▶ [Requirement]
Images are to be excluded, and the rest of the data repeated exactly.

▶ [Supplied records]
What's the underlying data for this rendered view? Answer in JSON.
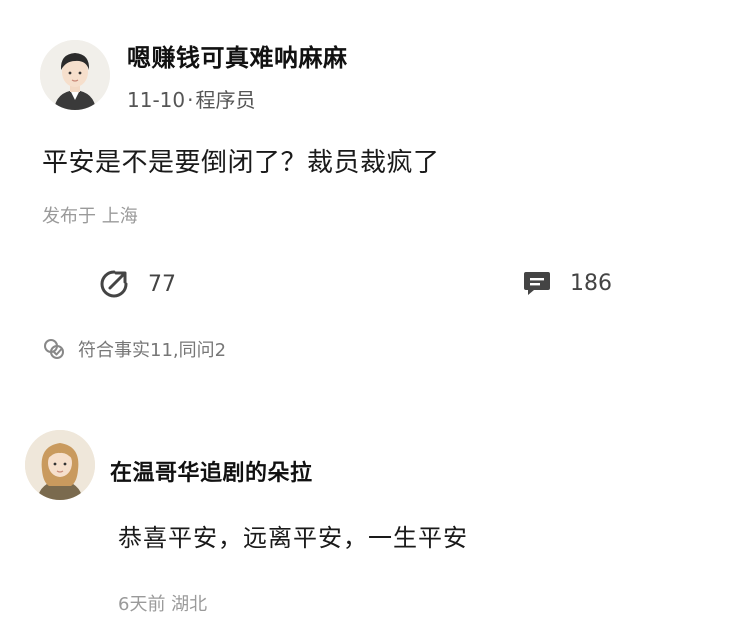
{
  "post": {
    "author": "嗯赚钱可真难呐麻麻",
    "date": "11-10",
    "separator": "·",
    "occupation": "程序员",
    "content": "平安是不是要倒闭了？裁员裁疯了",
    "location": "发布于 上海",
    "shares": "77",
    "comments": "186",
    "facts": "符合事实11,同问2"
  },
  "comment": {
    "author": "在温哥华追剧的朵拉",
    "text": "恭喜平安，远离平安，一生平安",
    "meta": "6天前 湖北"
  }
}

▶ [Solution to the exercise]
What's the underlying data for this rendered view? Answer in JSON.
{
  "post": {
    "author": "嗯赚钱可真难呐麻麻",
    "date": "11-10",
    "separator": "·",
    "occupation": "程序员",
    "content": "平安是不是要倒闭了？裁员裁疯了",
    "location": "发布于 上海",
    "shares": "77",
    "comments": "186",
    "facts": "符合事实11,同问2"
  },
  "comment": {
    "author": "在温哥华追剧的朵拉",
    "text": "恭喜平安，远离平安，一生平安",
    "meta": "6天前 湖北"
  }
}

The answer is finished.